What changes have you accomplished that will make this school year different from last? In an era of having to doing more with less, what progress have you made?

Forty-eight states and the District of Columbia have adopted the Common Core State Standards. Will there be more of an emphasis on critical-thinking skills and deeper understanding of concepts in your schools?

In July, San Bernardino became the third city in California to file for bankruptcy. California isn’t alone, however. In Scranton, Pa., for example, the mayor made a bold move by paying the city’s workers minimum wage, prompting a universal “gulp” from public employees across the country.

congress, sequestration

Update [7/23/12]: On July 23, the U.S. Department of Education released a memo to chief state school officers announcing that major K12 programs will not be subjected to the 8.4 percent across the board sequestration cuts in the middle of the 2012-2013 school year that was originally predicted.

 Putting a Price Tag on the Common Core: How Much Will Smart Implementation Cost?

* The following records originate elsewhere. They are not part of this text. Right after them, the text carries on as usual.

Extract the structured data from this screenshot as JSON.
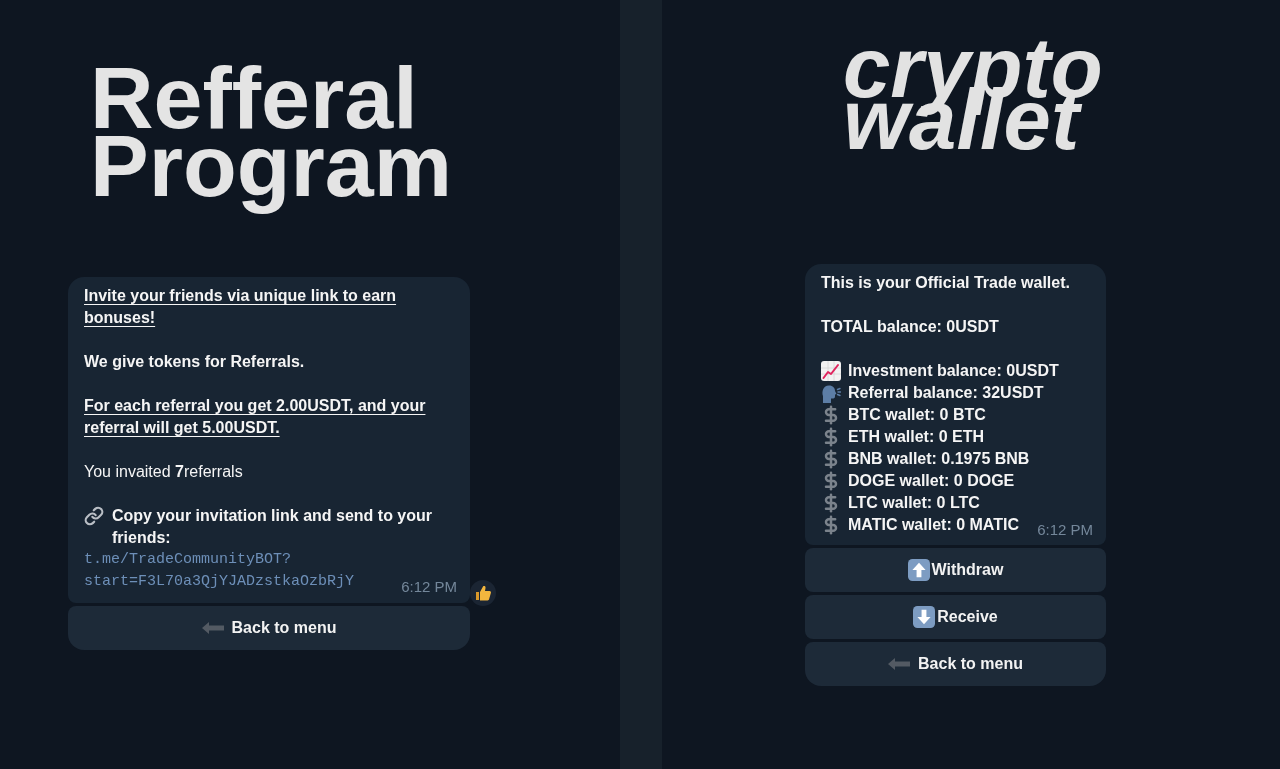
{
  "referral_panel": {
    "title_lines": [
      "Refferal",
      "Program"
    ],
    "message": {
      "paragraphs": [
        {
          "kind": "underlined",
          "text": "Invite your friends via unique link to earn bonuses!"
        },
        {
          "kind": "bold",
          "text": "We give tokens for Referrals."
        },
        {
          "kind": "underlined",
          "text": "For each referral you get 2.00USDT, and your referral will get 5.00USDT."
        },
        {
          "kind": "plain",
          "text": "You invaited **7**referrals"
        }
      ],
      "invite": {
        "text": "Copy your invitation link and send to your friends:",
        "link_lines": [
          "t.me/TradeCommunityBOT?",
          "start=F3L70a3QjYJADzstkaOzbRjY"
        ]
      },
      "time": "6:12 PM",
      "reacted": true
    },
    "buttons": [
      {
        "kind": "back",
        "label": "Back to menu"
      }
    ]
  },
  "wallet_panel": {
    "logo_lines": [
      "crypto",
      "wallet"
    ],
    "message": {
      "heading": "This is your Official Trade wallet.",
      "total": "TOTAL balance: 0USDT",
      "rows": [
        {
          "kind": "chart",
          "text": "Investment balance: 0USDT"
        },
        {
          "kind": "speech",
          "text": "Referral balance: 32USDT"
        },
        {
          "kind": "dollar",
          "text": "BTC wallet: 0 BTC"
        },
        {
          "kind": "dollar",
          "text": "ETH wallet: 0 ETH"
        },
        {
          "kind": "dollar",
          "text": "BNB wallet: 0.1975 BNB"
        },
        {
          "kind": "dollar",
          "text": "DOGE wallet: 0 DOGE"
        },
        {
          "kind": "dollar",
          "text": "LTC wallet: 0 LTC"
        },
        {
          "kind": "dollar",
          "text": "MATIC wallet: 0 MATIC"
        }
      ],
      "time": "6:12 PM"
    },
    "buttons": [
      {
        "kind": "up",
        "label": "Withdraw"
      },
      {
        "kind": "down",
        "label": "Receive"
      },
      {
        "kind": "back",
        "label": "Back to menu"
      }
    ]
  }
}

As school and state leaders across the nation prepare to implement the Common Core State Standards in the fall of 2014, a new report proposes three options—with three costs—to use.

I interviewed Jerry Weast last year soon after the announcement that he would be retiring as superintendent of the Montgomery County (Md.) School District. Over his 12 years as superintendent, he became renowned for his bold whole-district transformation, which included raising academic standards and narrowing the achievement gap for over 145,000 students in the 17th-largest school district in the nation. I also kept up with Joshua Starr, who from 2005 was the superintendent of Stamford (Conn.) Public Schools, a district that happens to lie next to our Norwalk office.

Greenville Schools Create Renewable Energy

In late 2010, Greenville Public Schools, a rural district in Michigan, ranked in the 95th percentile nationally for sustainable schools. The district has since applied for LEED certification, the U.S. Green Building Council’s rating system, following completion of a green energy project with Johnson Controls.

The New Tech Network, which began in 1996 as a nonprofit school improvement organization, made a splash at the Educon conference in Philadelphia earlier this year, explaining how it reformed 86 schools in 16 states. And the difference with the model is that communities, not schools, fund them. Through fundraisers, donations and other contributions, the community “invests” in the change that happens.

Move over Groupon and Living Social; Schoola is the newest deal-of-the-day Web site, and its mission is to help schools raise money.

Schoola, launched by Savvy Source in February, helps school supporters, such as Parent Teacher Associations, work with businesses in their community to create a deal. Schoola hosts and facilitates the fundraiser online, handles the purchases and sends the proceeds to merchants and schools. To reach a larger audience, schools can partner with other schools to reach a larger audience and increase visibility.